AIM OF THE EXERCISE>
Wherever a line of the records contains "right", copy that line.

GIVEN DATA>
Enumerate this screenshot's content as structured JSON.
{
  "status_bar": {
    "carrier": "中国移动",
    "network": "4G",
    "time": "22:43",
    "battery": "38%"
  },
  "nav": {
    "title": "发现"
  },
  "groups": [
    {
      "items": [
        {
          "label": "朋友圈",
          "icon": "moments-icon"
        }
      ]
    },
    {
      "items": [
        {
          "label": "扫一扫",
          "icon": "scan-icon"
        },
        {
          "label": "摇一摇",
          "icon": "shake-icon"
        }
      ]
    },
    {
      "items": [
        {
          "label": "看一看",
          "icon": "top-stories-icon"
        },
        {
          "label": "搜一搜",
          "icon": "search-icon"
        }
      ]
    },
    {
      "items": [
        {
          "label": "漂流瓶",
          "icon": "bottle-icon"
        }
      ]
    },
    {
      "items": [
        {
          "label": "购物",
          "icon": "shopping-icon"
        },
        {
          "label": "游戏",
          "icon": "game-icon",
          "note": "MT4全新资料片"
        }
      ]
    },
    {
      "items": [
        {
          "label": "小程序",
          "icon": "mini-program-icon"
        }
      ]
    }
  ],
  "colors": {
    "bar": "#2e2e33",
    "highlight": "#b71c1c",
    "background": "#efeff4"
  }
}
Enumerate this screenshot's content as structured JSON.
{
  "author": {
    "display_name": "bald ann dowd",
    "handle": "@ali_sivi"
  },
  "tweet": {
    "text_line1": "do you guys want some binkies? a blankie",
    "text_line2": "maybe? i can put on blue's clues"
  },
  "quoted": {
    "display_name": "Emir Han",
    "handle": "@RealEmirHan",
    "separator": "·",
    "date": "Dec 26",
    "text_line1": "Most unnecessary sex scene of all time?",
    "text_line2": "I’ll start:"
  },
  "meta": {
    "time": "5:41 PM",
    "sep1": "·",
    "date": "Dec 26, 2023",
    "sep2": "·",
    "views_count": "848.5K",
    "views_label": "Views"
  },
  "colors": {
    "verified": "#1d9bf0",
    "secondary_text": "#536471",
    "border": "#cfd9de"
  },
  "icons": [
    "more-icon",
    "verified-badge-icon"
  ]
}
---
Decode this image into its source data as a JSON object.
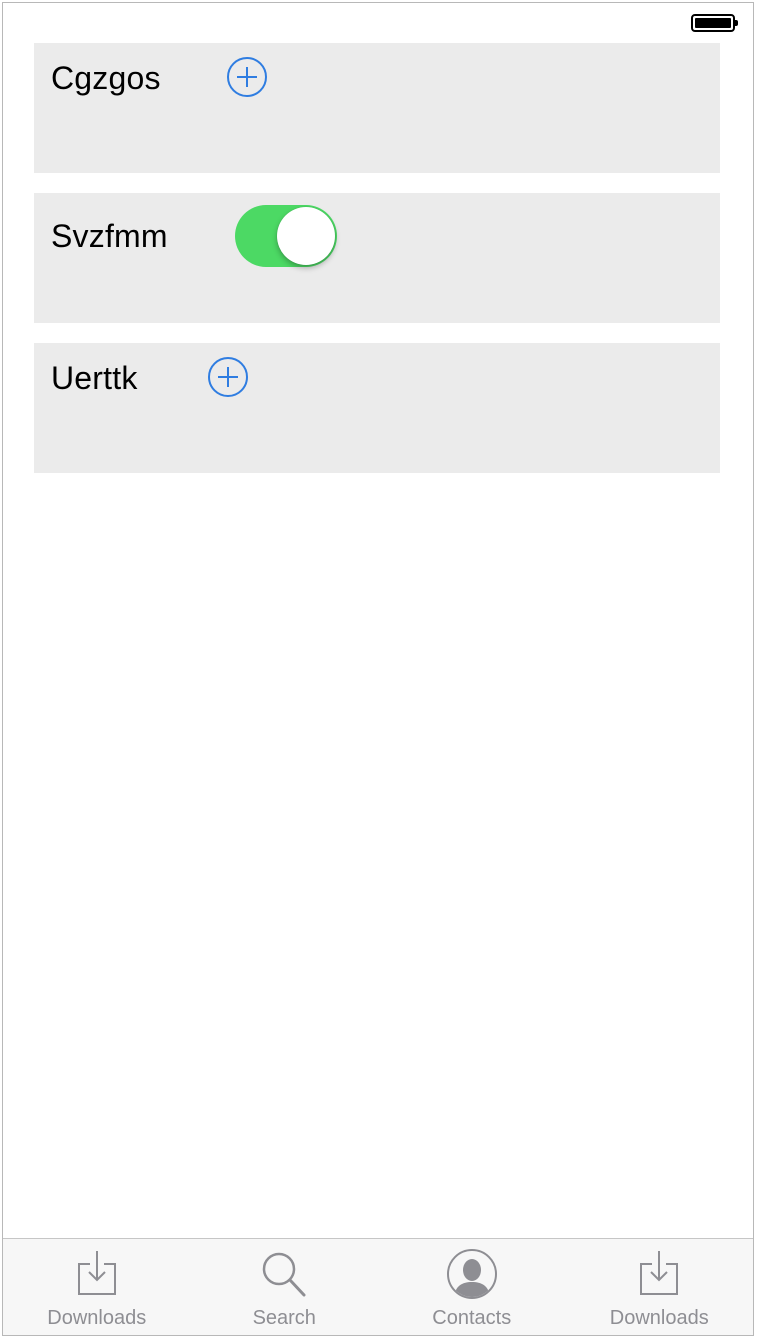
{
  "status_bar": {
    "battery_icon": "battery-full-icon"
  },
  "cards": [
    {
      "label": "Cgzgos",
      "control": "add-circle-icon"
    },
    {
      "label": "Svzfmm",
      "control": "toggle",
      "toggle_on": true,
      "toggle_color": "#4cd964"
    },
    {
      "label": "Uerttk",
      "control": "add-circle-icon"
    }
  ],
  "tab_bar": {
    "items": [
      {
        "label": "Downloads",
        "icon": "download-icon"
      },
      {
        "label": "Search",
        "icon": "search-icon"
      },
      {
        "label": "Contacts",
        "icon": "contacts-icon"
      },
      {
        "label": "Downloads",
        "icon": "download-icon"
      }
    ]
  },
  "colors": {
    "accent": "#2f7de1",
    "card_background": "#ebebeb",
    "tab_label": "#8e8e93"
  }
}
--
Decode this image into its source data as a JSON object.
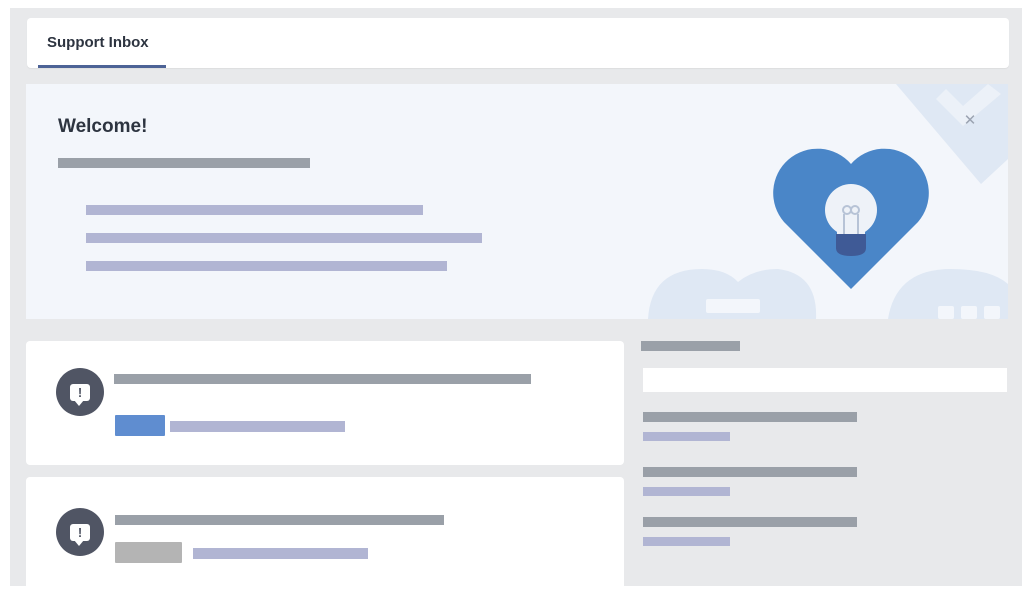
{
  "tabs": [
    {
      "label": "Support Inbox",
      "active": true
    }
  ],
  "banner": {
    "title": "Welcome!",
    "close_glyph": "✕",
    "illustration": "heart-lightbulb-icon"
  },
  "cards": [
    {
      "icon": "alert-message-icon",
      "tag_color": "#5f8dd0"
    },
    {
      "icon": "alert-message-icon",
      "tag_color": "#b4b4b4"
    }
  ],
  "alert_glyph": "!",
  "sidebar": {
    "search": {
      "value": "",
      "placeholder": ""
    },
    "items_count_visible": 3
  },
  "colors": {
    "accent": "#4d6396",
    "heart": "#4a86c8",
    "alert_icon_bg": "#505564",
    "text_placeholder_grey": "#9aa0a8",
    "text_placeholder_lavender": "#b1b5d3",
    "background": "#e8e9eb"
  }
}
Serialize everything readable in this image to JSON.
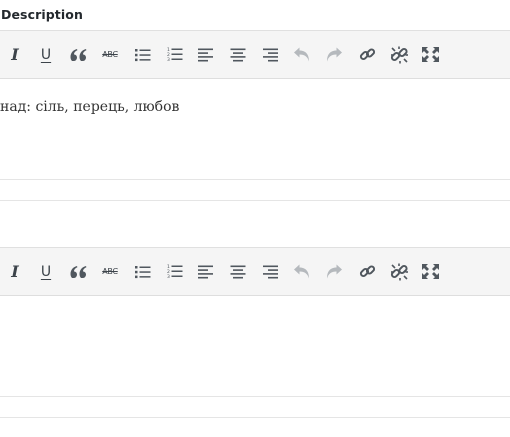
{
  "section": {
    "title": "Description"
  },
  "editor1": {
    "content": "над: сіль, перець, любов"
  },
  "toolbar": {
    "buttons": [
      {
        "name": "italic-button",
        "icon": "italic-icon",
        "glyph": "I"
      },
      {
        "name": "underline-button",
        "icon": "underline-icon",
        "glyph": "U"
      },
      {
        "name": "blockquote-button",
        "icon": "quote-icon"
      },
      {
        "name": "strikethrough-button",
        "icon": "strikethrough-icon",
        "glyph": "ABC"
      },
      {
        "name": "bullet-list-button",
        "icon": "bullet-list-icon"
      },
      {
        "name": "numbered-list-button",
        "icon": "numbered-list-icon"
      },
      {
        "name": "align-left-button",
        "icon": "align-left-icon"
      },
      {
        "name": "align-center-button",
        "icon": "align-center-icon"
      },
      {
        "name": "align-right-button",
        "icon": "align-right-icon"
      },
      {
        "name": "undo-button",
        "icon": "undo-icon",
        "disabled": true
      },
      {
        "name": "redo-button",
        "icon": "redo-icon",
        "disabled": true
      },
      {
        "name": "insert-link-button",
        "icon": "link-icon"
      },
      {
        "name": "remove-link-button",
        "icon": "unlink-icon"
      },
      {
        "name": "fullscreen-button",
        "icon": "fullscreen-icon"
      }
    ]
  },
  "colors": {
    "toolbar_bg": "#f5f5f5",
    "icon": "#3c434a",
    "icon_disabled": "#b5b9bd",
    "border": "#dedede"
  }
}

ANSWER>
        "name": "align-right-button",
        "icon": "align-right-icon"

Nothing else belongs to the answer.